Lamy report on 700MHz offers limited comfort for broadcasters

Pascal Lamy

Pascal Lamy

The 700MHz spectrum band currently used for digital-terrestrial broadcasting in Europe should be allocated to wireless broadband use by 2020, give or take a couple of years, while broadcasters should be given regulatory security over their rights to use remaining UHF spectrum below 700MHz until 2030, according to a report presented by former EU commissioner Pascal Lamy to EC vice-president Neelie Kroes yesterday. 

Lamy also proposed that a review should be undertaken by 2025 to assess technology and market developments.

The report suggested that a 2020 time-frame for the transition would enable spectrum users and citizens alike to minimise the costs associated with the change.

He also proposed that Europe should reject any plans for primary allocation of mobile to the 470-694MHz band, which is already allocated to broadcasting on a primary basis, at the World Radiocommunication Conference next year.

The EC High-Level Group on UHF spectrum, while agreeing on the importance of digital-terrestrial TV, has yet to reach a consensus on when and how to repurpose the 700MHz band, although this will be a key topic at the forthcoming WRC.

“For too long the broadband and broadcasting communities have been at loggerheads about the use of the UHF spectrum band. There have been many different views and perspectives. On the basis of discussions with the two sectors, I have put forward a single scheme that could provide a way forward for Europe to thrive in the digital century,” said Lamy.
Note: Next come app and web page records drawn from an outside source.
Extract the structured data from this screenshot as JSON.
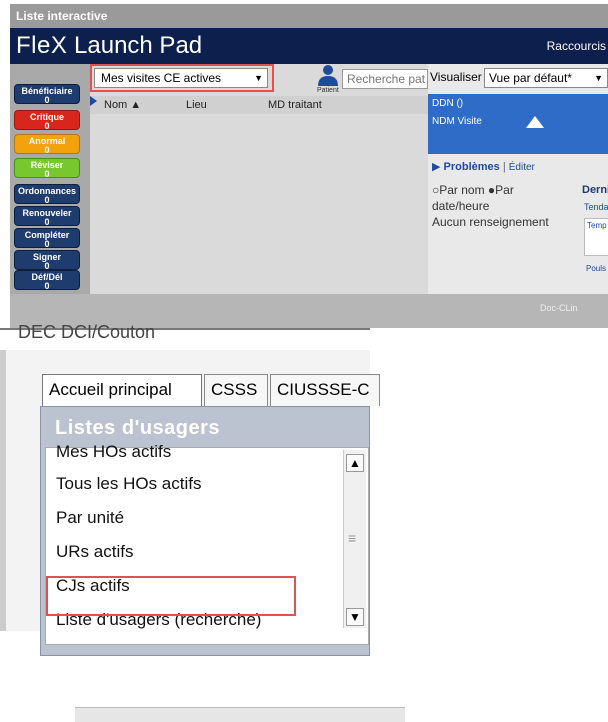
{
  "top": {
    "window_title": "Liste interactive",
    "app_title_flex": "FleX",
    "app_title_rest": " Launch Pad",
    "shortcuts": "Raccourcis",
    "left_buttons": [
      {
        "label": "Bénéficiaire",
        "count": "0"
      },
      {
        "label": "Critique",
        "count": "0"
      },
      {
        "label": "Anormal",
        "count": "0"
      },
      {
        "label": "Réviser",
        "count": "0"
      },
      {
        "label": "Ordonnances",
        "count": "0"
      },
      {
        "label": "Renouveler",
        "count": "0"
      },
      {
        "label": "Compléter",
        "count": "0"
      },
      {
        "label": "Signer",
        "count": "0"
      },
      {
        "label": "Déf/Dél",
        "count": "0"
      }
    ],
    "visit_select": "Mes visites CE actives",
    "patient_label": "Patient",
    "patient_search_placeholder": "Recherche pat",
    "columns": {
      "nom": "Nom ▲",
      "lieu": "Lieu",
      "md": "MD traitant"
    },
    "visualiser_label": "Visualiser",
    "view_select": "Vue par défaut*",
    "ddn": "DDN  ()",
    "ndm": "NDM  Visite",
    "problems": "Problèmes",
    "problems_sep": "|",
    "editer": "Éditer",
    "option_line1": "○Par nom ●Par",
    "option_line2": "date/heure",
    "no_info": "Aucun renseignement",
    "dern_label": "Dernie",
    "tend_label": "Tendanc",
    "temp_label": "Temp",
    "pouls_label": "Pouls",
    "doc_clin": "Doc-CLin",
    "colors": {
      "banner": "#0d1f4c",
      "blue_panel": "#2f6cc8",
      "highlight": "#e25050"
    }
  },
  "bottom": {
    "cut_text": "DEC         DCI/Couton",
    "tabs": [
      "Accueil principal",
      "CSSS",
      "CIUSSSE-C"
    ],
    "lists_title": "Listes d'usagers",
    "items": [
      "Mes HOs actifs",
      "Tous les HOs actifs",
      "Par unité",
      "URs actifs",
      "CJs actifs",
      "Liste d'usagers (recherche)"
    ]
  }
}
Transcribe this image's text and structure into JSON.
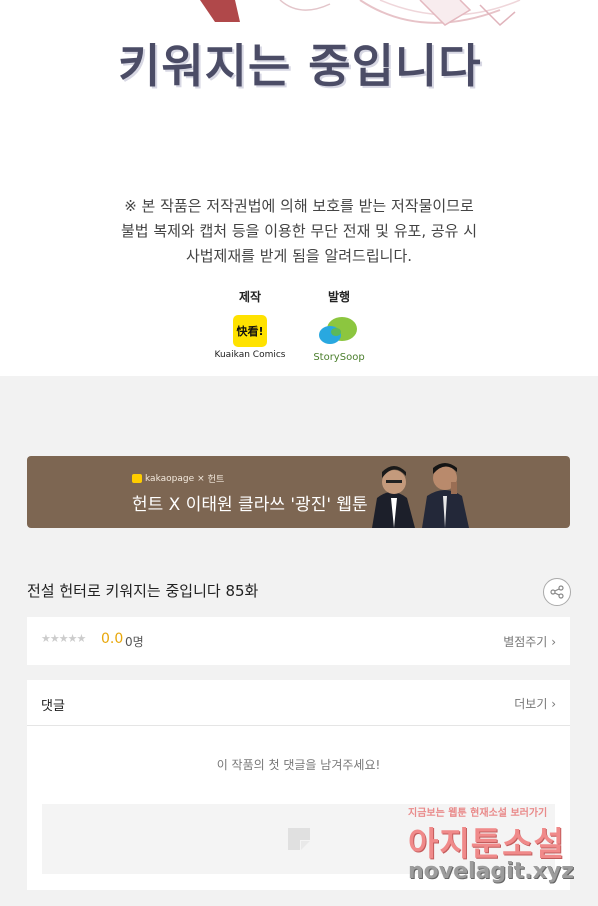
{
  "content_end": {
    "title_art_text": "키워지는 중입니다",
    "copyright_lines": [
      "※ 본 작품은 저작권법에 의해 보호를 받는 저작물이므로",
      "불법 복제와 캡처 등을 이용한 무단 전재 및 유포, 공유 시",
      "사법제재를 받게 됨을 알려드립니다."
    ],
    "production_label": "제작",
    "production_logo_text": "快看!",
    "production_name": "Kuaikan Comics",
    "publisher_label": "발행",
    "publisher_name": "StorySoop"
  },
  "banner": {
    "brand": "kakaopage",
    "partner": "헌트",
    "text": "헌트 X 이태원 클라쓰 '광진' 웹툰"
  },
  "episode": {
    "title": "전설 헌터로 키워지는 중입니다 85화",
    "share_icon": "share-icon"
  },
  "rating": {
    "stars": "★★★★★",
    "score": "0.0",
    "count": "0명",
    "rate_label": "별점주기",
    "star_color": "#cccccc",
    "score_color": "#e8a70b"
  },
  "comments": {
    "title": "댓글",
    "more_label": "더보기",
    "empty_message": "이 작품의 첫 댓글을 남겨주세요!"
  },
  "watermark": {
    "top_line": "지금보는 웹툰 현재소설 보러가기",
    "name": "아지툰소설",
    "url": "novelagit.xyz"
  }
}
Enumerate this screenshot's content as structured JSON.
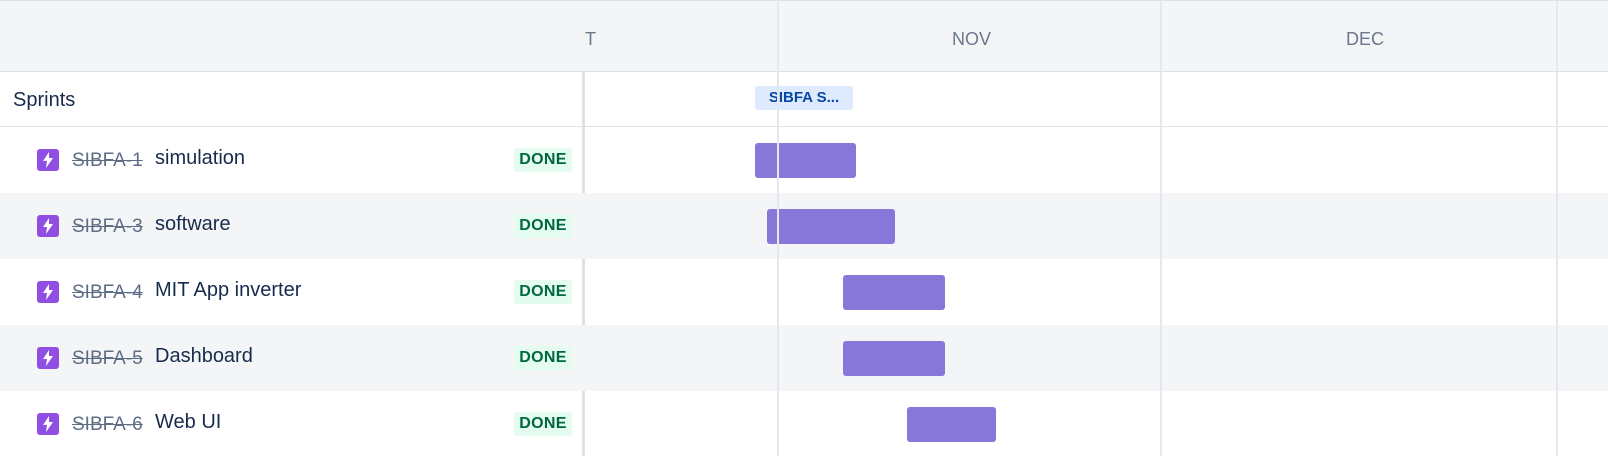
{
  "timeline": {
    "months": [
      "T",
      "NOV",
      "DEC"
    ],
    "sprint_chip": "SIBFA S..."
  },
  "sprints": {
    "label": "Sprints"
  },
  "issues": [
    {
      "key": "SIBFA-1",
      "title": "simulation",
      "status": "DONE"
    },
    {
      "key": "SIBFA-3",
      "title": "software",
      "status": "DONE"
    },
    {
      "key": "SIBFA-4",
      "title": "MIT App inverter",
      "status": "DONE"
    },
    {
      "key": "SIBFA-5",
      "title": "Dashboard",
      "status": "DONE"
    },
    {
      "key": "SIBFA-6",
      "title": "Web UI",
      "status": "DONE"
    }
  ],
  "colors": {
    "issue_icon": "#904ee2",
    "bar": "#8777d9",
    "status_bg": "#e3fcef",
    "status_text": "#006644",
    "chip_bg": "#deebff",
    "chip_text": "#0747a6"
  },
  "icons": {
    "issue_type": "lightning-bolt-icon"
  }
}
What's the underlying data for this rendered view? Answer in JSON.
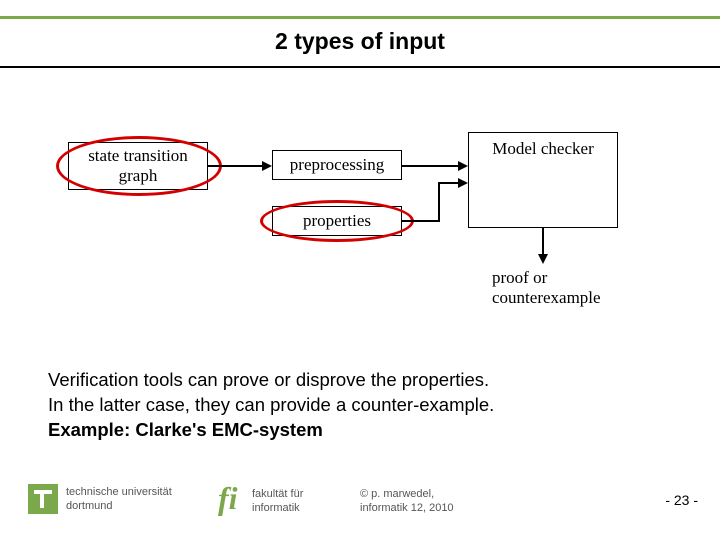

“”Pascal’s report lays down a path for creating capacity for fast wireless broadband everywhere and for ensuring a stable and predictable future for terrestrial broadcasting, while allowing those Member States that want to move forward more quickly to do so. It would also ensure sustainable co-existence, as both sectors focus increasingly on advanced media services. This is essential to secure our changing digital future and hold our own in international negotiations,” said Kroes.